After ten straight years of placing first in AP performance, Maryland fell to second place in this year’s College Board rankings with 30.4% of high school seniors passing the college-level tests in 2016. Maryland’s AP performance dominance is one of several statistics that shows how the Thornton Bridge to Excellence Act in the early 2000s boosted achievement for Maryland students.
However, with the funding formula increasingly out of date and growing numbers of low-income students, Maryland’s drop in several state education rankings shows it’s time for a new investment in public schools.

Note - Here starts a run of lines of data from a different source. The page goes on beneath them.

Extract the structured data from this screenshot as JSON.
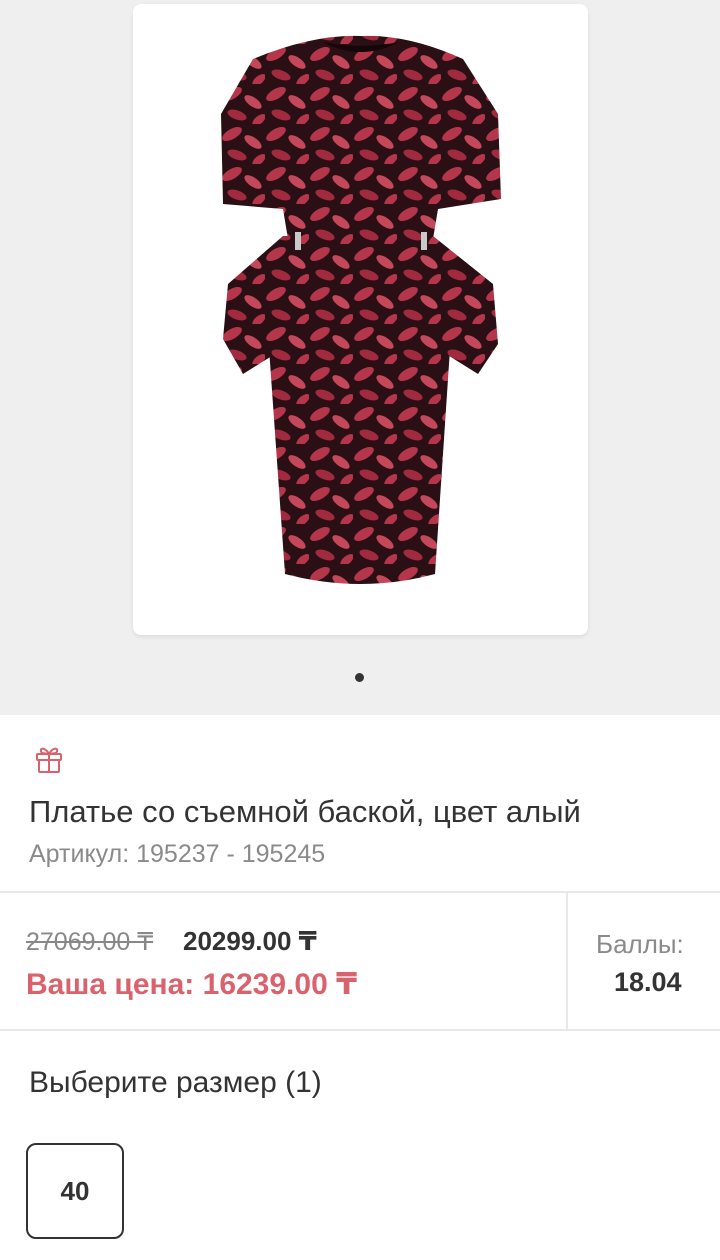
{
  "product": {
    "image_alt": "dress-photo",
    "title": "Платье со съемной баской, цвет алый",
    "sku_label": "Артикул:",
    "sku_value": "195237 - 195245"
  },
  "gallery": {
    "slide_count": 1,
    "active_slide": 1
  },
  "pricing": {
    "old_price": "27069.00 ₸",
    "new_price": "20299.00 ₸",
    "your_price": "Ваша цена: 16239.00 ₸",
    "points_label": "Баллы:",
    "points_value": "18.04"
  },
  "sizes": {
    "title": "Выберите размер (1)",
    "options": [
      "40"
    ]
  },
  "colors": {
    "accent": "#d9626d",
    "dress_base": "#2a0f14",
    "dress_pattern": "#b5354a"
  }
}
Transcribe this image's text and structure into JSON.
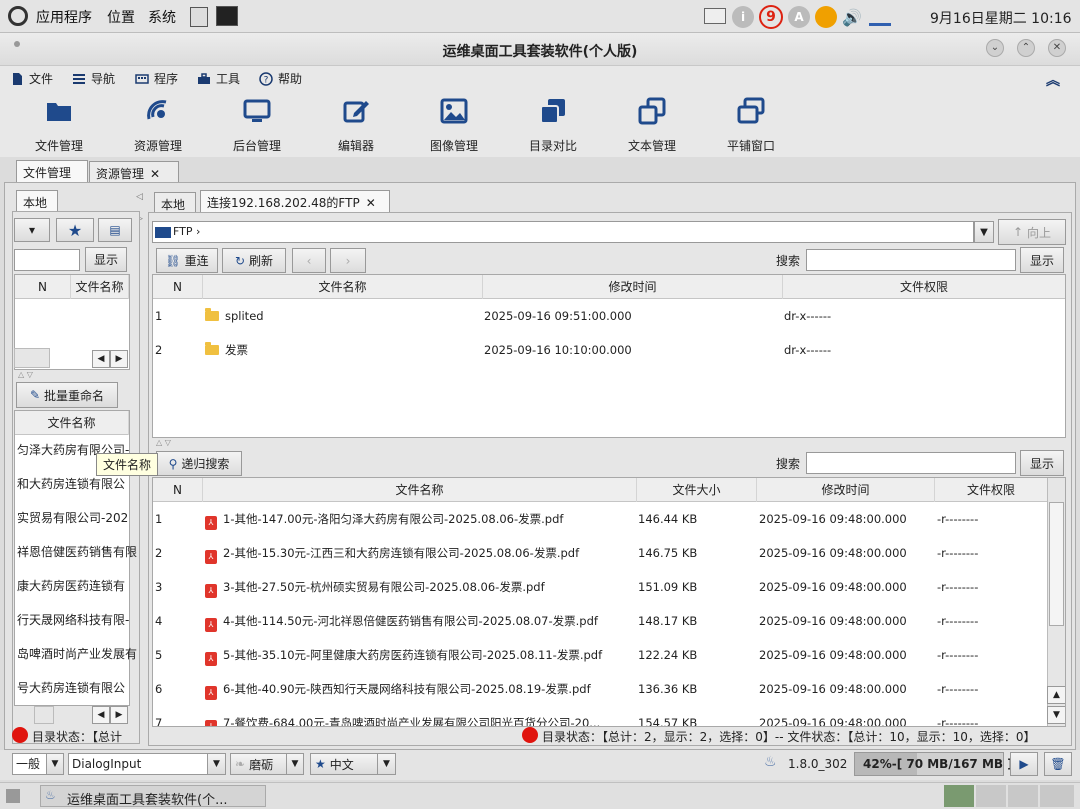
{
  "sysbar": {
    "menus": [
      "应用程序",
      "位置",
      "系统"
    ],
    "badge_count": "9",
    "datetime": "9月16日星期二 10:16"
  },
  "window": {
    "title": "运维桌面工具套装软件(个人版)"
  },
  "menubar": {
    "items": [
      {
        "label": "文件",
        "icon": "file-icon"
      },
      {
        "label": "导航",
        "icon": "list-icon"
      },
      {
        "label": "程序",
        "icon": "keyboard-icon"
      },
      {
        "label": "工具",
        "icon": "toolbox-icon"
      },
      {
        "label": "帮助",
        "icon": "help-icon"
      }
    ]
  },
  "toolbar": {
    "items": [
      {
        "label": "文件管理",
        "icon": "folder-open-icon"
      },
      {
        "label": "资源管理",
        "icon": "satellite-icon"
      },
      {
        "label": "后台管理",
        "icon": "monitor-icon"
      },
      {
        "label": "编辑器",
        "icon": "edit-icon"
      },
      {
        "label": "图像管理",
        "icon": "image-icon"
      },
      {
        "label": "目录对比",
        "icon": "clone-icon"
      },
      {
        "label": "文本管理",
        "icon": "copy-icon"
      },
      {
        "label": "平铺窗口",
        "icon": "windows-icon"
      }
    ]
  },
  "main_tabs": [
    "文件管理",
    "资源管理"
  ],
  "left_panel": {
    "tab": "本地",
    "show_btn": "显示",
    "col_n": "N",
    "col_name": "文件名称",
    "rename_btn": "批量重命名",
    "col_filename": "文件名称",
    "tooltip": "文件名称",
    "files": [
      "匀泽大药房有限公司-",
      "和大药房连锁有限公",
      "实贸易有限公司-202",
      "祥恩倍健医药销售有限",
      "康大药房医药连锁有",
      "行天晟网络科技有限-",
      "岛啤酒时尚产业发展有",
      "号大药房连锁有限公"
    ],
    "status": "目录状态：【总计"
  },
  "ftp_panel": {
    "tabs": [
      "本地",
      "连接192.168.202.48的FTP"
    ],
    "path": "FTP",
    "up_btn": "向上",
    "reconnect_btn": "重连",
    "refresh_btn": "刷新",
    "search_label": "搜索",
    "show_btn": "显示",
    "columns": [
      "N",
      "文件名称",
      "修改时间",
      "文件权限"
    ],
    "rows": [
      {
        "n": "1",
        "name": "splited",
        "time": "2025-09-16 09:51:00.000",
        "perm": "dr-x------"
      },
      {
        "n": "2",
        "name": "发票",
        "time": "2025-09-16 10:10:00.000",
        "perm": "dr-x------"
      }
    ]
  },
  "search_panel": {
    "recursive_btn": "递归搜索",
    "search_label": "搜索",
    "show_btn": "显示",
    "columns": [
      "N",
      "文件名称",
      "文件大小",
      "修改时间",
      "文件权限"
    ],
    "rows": [
      {
        "n": "1",
        "name": "1-其他-147.00元-洛阳匀泽大药房有限公司-2025.08.06-发票.pdf",
        "size": "146.44 KB",
        "time": "2025-09-16 09:48:00.000",
        "perm": "-r--------"
      },
      {
        "n": "2",
        "name": "2-其他-15.30元-江西三和大药房连锁有限公司-2025.08.06-发票.pdf",
        "size": "146.75 KB",
        "time": "2025-09-16 09:48:00.000",
        "perm": "-r--------"
      },
      {
        "n": "3",
        "name": "3-其他-27.50元-杭州硕实贸易有限公司-2025.08.06-发票.pdf",
        "size": "151.09 KB",
        "time": "2025-09-16 09:48:00.000",
        "perm": "-r--------"
      },
      {
        "n": "4",
        "name": "4-其他-114.50元-河北祥恩倍健医药销售有限公司-2025.08.07-发票.pdf",
        "size": "148.17 KB",
        "time": "2025-09-16 09:48:00.000",
        "perm": "-r--------"
      },
      {
        "n": "5",
        "name": "5-其他-35.10元-阿里健康大药房医药连锁有限公司-2025.08.11-发票.pdf",
        "size": "122.24 KB",
        "time": "2025-09-16 09:48:00.000",
        "perm": "-r--------"
      },
      {
        "n": "6",
        "name": "6-其他-40.90元-陕西知行天晟网络科技有限公司-2025.08.19-发票.pdf",
        "size": "136.36 KB",
        "time": "2025-09-16 09:48:00.000",
        "perm": "-r--------"
      },
      {
        "n": "7",
        "name": "7-餐饮费-684.00元-青岛啤酒时尚产业发展有限公司阳光百货分公司-20...",
        "size": "154.57 KB",
        "time": "2025-09-16 09:48:00.000",
        "perm": "-r--------"
      }
    ],
    "status": "目录状态：【总计：2，显示：2，选择：0】-- 文件状态：【总计：10，显示：10，选择：0】"
  },
  "statusbar": {
    "mode": "一般",
    "font": "DialogInput",
    "theme": "磨砺",
    "lang": "中文",
    "java": "1.8.0_302",
    "memory": "42%-[ 70 MB/167 MB ]"
  },
  "taskbar": {
    "window": "运维桌面工具套装软件(个..."
  }
}
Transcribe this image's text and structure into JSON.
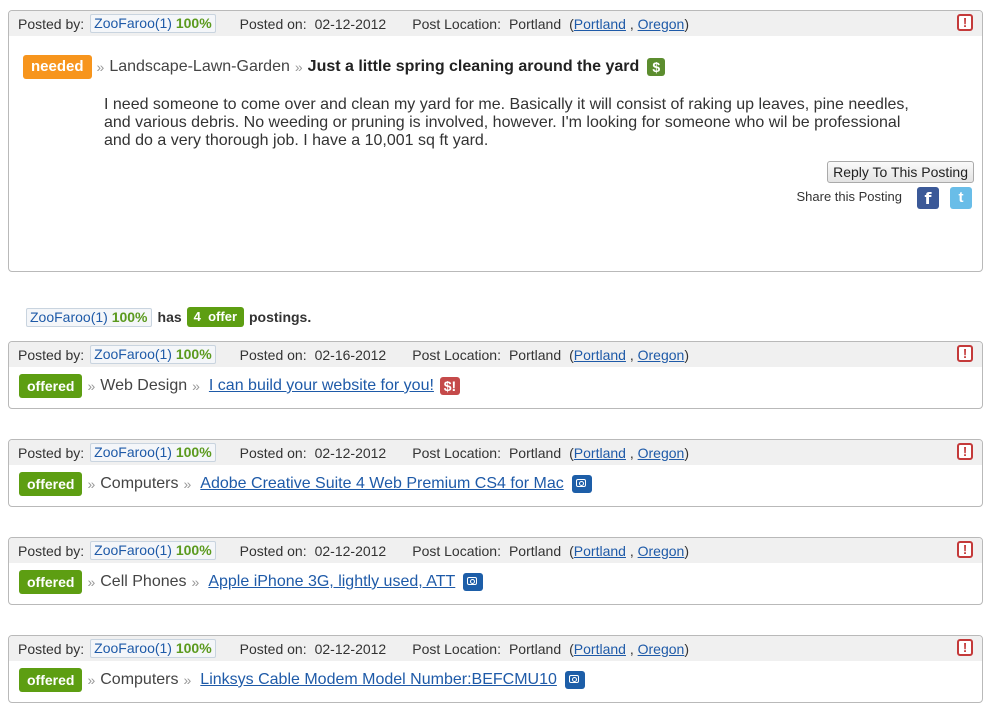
{
  "meta_labels": {
    "posted_by": "Posted by:",
    "posted_on": "Posted on:",
    "post_location": "Post Location:",
    "sep": ","
  },
  "main_post": {
    "user": "ZooFaroo(1)",
    "rating": "100%",
    "date": "02-12-2012",
    "location": "Portland",
    "city_link": "Portland",
    "state_link": "Oregon",
    "tag": "needed",
    "category": "Landscape-Lawn-Garden",
    "title": "Just a little spring cleaning around the yard",
    "price_icon": "$",
    "body": "I need someone to come over and clean my yard for me. Basically it will consist of raking up leaves, pine needles, and various debris. No weeding or pruning is involved, however. I'm looking for someone who wil be professional and do a very thorough job. I have a 10,001 sq ft yard.",
    "reply_label": "Reply To This Posting",
    "share_label": "Share this Posting",
    "facebook_icon": "f",
    "twitter_icon": "t"
  },
  "summary": {
    "user": "ZooFaroo(1)",
    "rating": "100%",
    "has": "has",
    "count": "4",
    "count_label": "offer",
    "postings": "postings."
  },
  "offers": [
    {
      "user": "ZooFaroo(1)",
      "rating": "100%",
      "date": "02-16-2012",
      "location": "Portland",
      "city_link": "Portland",
      "state_link": "Oregon",
      "tag": "offered",
      "category": "Web Design",
      "title": " I can build your website for you!",
      "icon": "money-red-icon",
      "icon_text": "$!"
    },
    {
      "user": "ZooFaroo(1)",
      "rating": "100%",
      "date": "02-12-2012",
      "location": "Portland",
      "city_link": "Portland",
      "state_link": "Oregon",
      "tag": "offered",
      "category": "Computers",
      "title": " Adobe Creative Suite 4 Web Premium CS4 for Mac",
      "icon": "camera-icon"
    },
    {
      "user": "ZooFaroo(1)",
      "rating": "100%",
      "date": "02-12-2012",
      "location": "Portland",
      "city_link": "Portland",
      "state_link": "Oregon",
      "tag": "offered",
      "category": "Cell Phones",
      "title": " Apple iPhone 3G, lightly used, ATT",
      "icon": "camera-icon"
    },
    {
      "user": "ZooFaroo(1)",
      "rating": "100%",
      "date": "02-12-2012",
      "location": "Portland",
      "city_link": "Portland",
      "state_link": "Oregon",
      "tag": "offered",
      "category": "Computers",
      "title": " Linksys Cable Modem Model Number:BEFCMU10",
      "icon": "camera-icon"
    }
  ],
  "flag_icon": "!",
  "breadcrumb_sep": "»",
  "colors": {
    "needed": "#f7951d",
    "offered": "#5d9e12",
    "link": "#1e5aa8",
    "flag": "#c43a3a"
  }
}
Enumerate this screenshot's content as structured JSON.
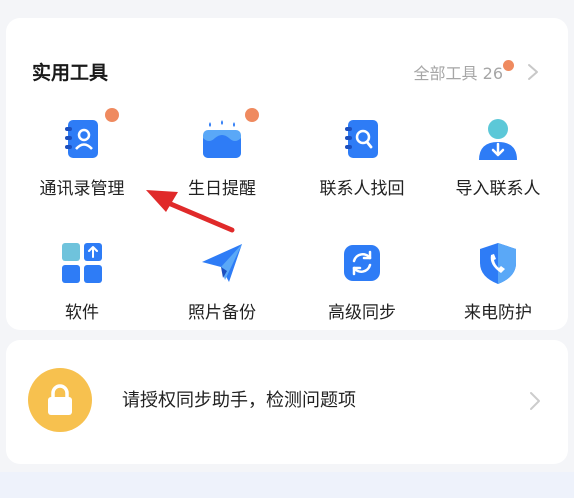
{
  "section": {
    "title": "实用工具",
    "all_tools_label": "全部工具 26"
  },
  "tools": [
    {
      "label": "通讯录管理",
      "icon": "contact-book-icon",
      "badge": true
    },
    {
      "label": "生日提醒",
      "icon": "birthday-cake-icon",
      "badge": true
    },
    {
      "label": "联系人找回",
      "icon": "contact-search-icon",
      "badge": false
    },
    {
      "label": "导入联系人",
      "icon": "import-contact-icon",
      "badge": false
    },
    {
      "label": "软件",
      "icon": "apps-icon",
      "badge": false
    },
    {
      "label": "照片备份",
      "icon": "paper-plane-icon",
      "badge": false
    },
    {
      "label": "高级同步",
      "icon": "sync-icon",
      "badge": false
    },
    {
      "label": "来电防护",
      "icon": "shield-phone-icon",
      "badge": false
    }
  ],
  "tip": {
    "text": "请授权同步助手，检测问题项",
    "icon": "lock-icon"
  },
  "colors": {
    "accent_blue": "#2e7cf6",
    "badge_orange": "#ef8a5f",
    "lock_yellow": "#f7c14f",
    "annotation_red": "#e02a2a"
  }
}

MSEA will continue to advocate for $2.9 billion in new funding — as recommended by national school funding experts — in the Kirwan Commission when the group reconvenes after the legislative session.
While no Democratic candidate has launched a 2018 gubernatorial campaign so far, the Maryland Democratic Party has started its effort to hold Gov. Hogan accountable for his silence on President Trump’s harmful policies. This week, they released a 65-second web video criticizing Gov. Hogan for being silent on Trump after he attacked then gubernatorial candidate Anthony Brown for not standing up to the Obama administration. The video ends with, “Attacked Obama then, silent on Trump now.”
As Democrats begin to make 2018 a referendum on having the courage to stand up to President Trump, the president’s approval rating in Maryland stands at just 29%, according to a new Goucher Poll.
Unsure how to stand up to Donald Trump, Larry Hogan, Betsy DeVos, and the rest of the anti-public education officials in power? Start by donating as much as you can to the MSEA Fund for Children and Public Education. It’s the only way we can raise our voices to compete with the corporate interests trying to privatize our public schools.